Boston Medical Center Boston, Massachusetts  02118
St. Jude Children's Research Hospital Memphis, Tennessee  38105-2794
Cooper University Hospital Camden, New Jersey  08103
University of Illinois at Chicago Chicago, Illinois  60612
Montefiore Medical Center Bronx, New York  10467-2490
Tulane University Medical Center New Orleans, Louisiana  70112
Temple University Philadelphia, Pennsylvania  19140
Duke University Durham, North Carolina  27710
Georgetown University Washington, District of Columbia  20007-2197
Henry Ford Health System Detroit, Michigan  48202
Wayne State University Detroit, Michigan  48202
University of Florida, Jacksonville Jacksonville, Florida  32209
Texas Children's Hospital Houston, Texas  
University of Miami Miami, Florida  33136
Virginia Commonwealth University Richmond, Virginia  
Yale University School Of Medicine New Haven, Connecticut  06520
University of Southern California Los Angeles, California  90033
Wake Forest University Health Sciences Winston-Salem, North Carolina  27157
The Ohio State University Medical Center Columbus, Ohio  43210
VA Greater Los Angeles Healthcare System Los Angeles, California  90073
SUNY Stony Brook Stony Brook, New York  11733
Community Research Initiative of New England Springfield, Massachusetts  
Walter Reed National Military Medical Center Bethesda, Maryland  20889
Cornell CRS New York, New York  10011
Houston AIDS Research Team CRS Houston, Texas  77030
Naval Medical Center San Diego San Diego, California  92134
Orlando Immunology Center Orlando, Florida  32803
University of North Texas Health Science Center Fort Worth, Texas  76109
UCLA CARE-4-Families (LABAC CRS) Los Angeles, California  90095
UCSD Mother-Child-Adolescent Program San Diego, California  92103
Washington DC VA Medical Center Washington, District of Columbia  20422
University of Florida Health Services Center Jacksonville, Florida  32209
University of Miami Pediatric Immunology Miami, Florida  33136
Infectious Diseases Associates NW FL, PA Pensacola, Florida  32504
USF Health - HIV Clinical Research Unit Tampa, Florida  33602
Mt. Sinai Hospital Chicago, Illinois  60608

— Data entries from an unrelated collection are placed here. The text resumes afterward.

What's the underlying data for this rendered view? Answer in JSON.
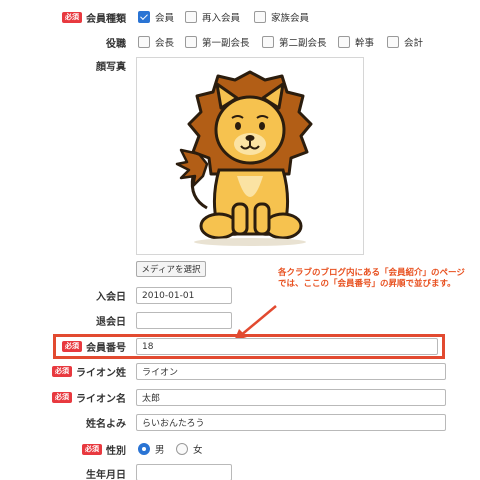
{
  "fields": {
    "member_type": {
      "label": "会員種類",
      "required": "必須",
      "options": [
        {
          "label": "会員",
          "checked": true
        },
        {
          "label": "再入会員",
          "checked": false
        },
        {
          "label": "家族会員",
          "checked": false
        }
      ]
    },
    "position": {
      "label": "役職",
      "options": [
        {
          "label": "会長",
          "checked": false
        },
        {
          "label": "第一副会長",
          "checked": false
        },
        {
          "label": "第二副会長",
          "checked": false
        },
        {
          "label": "幹事",
          "checked": false
        },
        {
          "label": "会計",
          "checked": false
        }
      ]
    },
    "photo": {
      "label": "顔写真",
      "button": "メディアを選択"
    },
    "join_date": {
      "label": "入会日",
      "value": "2010-01-01"
    },
    "leave_date": {
      "label": "退会日",
      "value": ""
    },
    "member_number": {
      "label": "会員番号",
      "required": "必須",
      "value": "18"
    },
    "last_name": {
      "label": "ライオン姓",
      "required": "必須",
      "value": "ライオン"
    },
    "first_name": {
      "label": "ライオン名",
      "required": "必須",
      "value": "太郎"
    },
    "name_kana": {
      "label": "姓名よみ",
      "value": "らいおんたろう"
    },
    "gender": {
      "label": "性別",
      "required": "必須",
      "options": [
        {
          "label": "男",
          "checked": true
        },
        {
          "label": "女",
          "checked": false
        }
      ]
    },
    "birth_date": {
      "label": "生年月日",
      "value": ""
    }
  },
  "annotation": {
    "text": "各クラブのブログ内にある「会員紹介」のページでは、ここの「会員番号」の昇順で並びます。",
    "color": "#e8501f"
  },
  "colors": {
    "accent": "#2a74d4",
    "required_badge": "#e8393f",
    "highlight_border": "#e24a30"
  }
}
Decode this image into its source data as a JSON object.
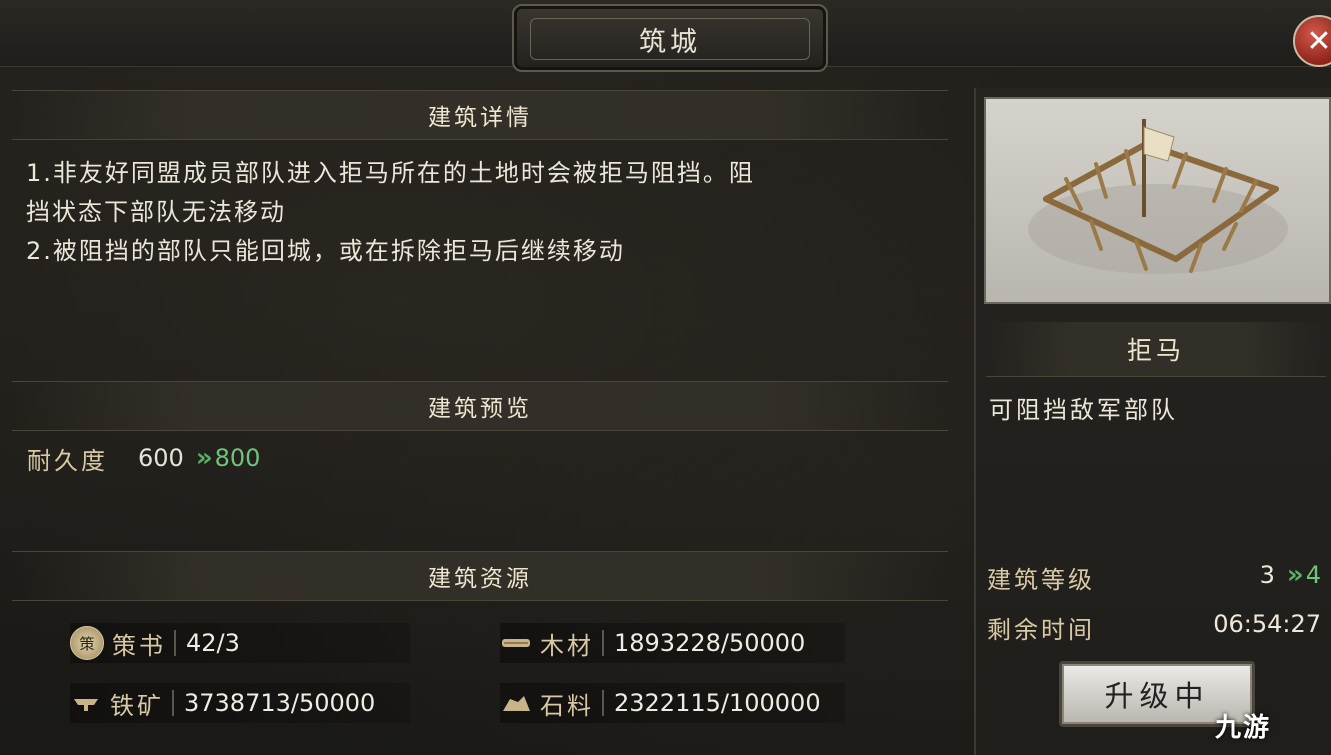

Lurie Children's Hospital Chicago, Illinois  60611-2605
National Institutes of Health Clinical Center Bethesda, Maryland  20892-1504
New Jersey Medical School Adult Clinical Research Center Newark, New Jersey  07103
Bronx-Lebanon Hospital Center Bronx, New York  10452
UNC AIDS Clinical Trials Unit Chapel Hill, North Carolina  27514
Regional Center for Infectious Disease Greensboro, North Carolina  27401-1209
Wake County Human Services Raleigh, North Carolina  27610
The Research and Education Group - Portland Portland, Oregon  97210
UT Southwestern Clinical Research Unit Dallas, Texas  75235
San Antonio Military Health System Fort Sam Houston, Texas  78234
Naval Medical Center Portsmouth Portsmouth, Virginia  23708
AIDS Resource Center of Wisconsin Milwaukee, Wisconsin  53203
Florida Department of Health in Orange County/Hug Me Orlando, Florida  32805
MMRF, Hennepin County Medical Center Minneapolis, Minnesota  55415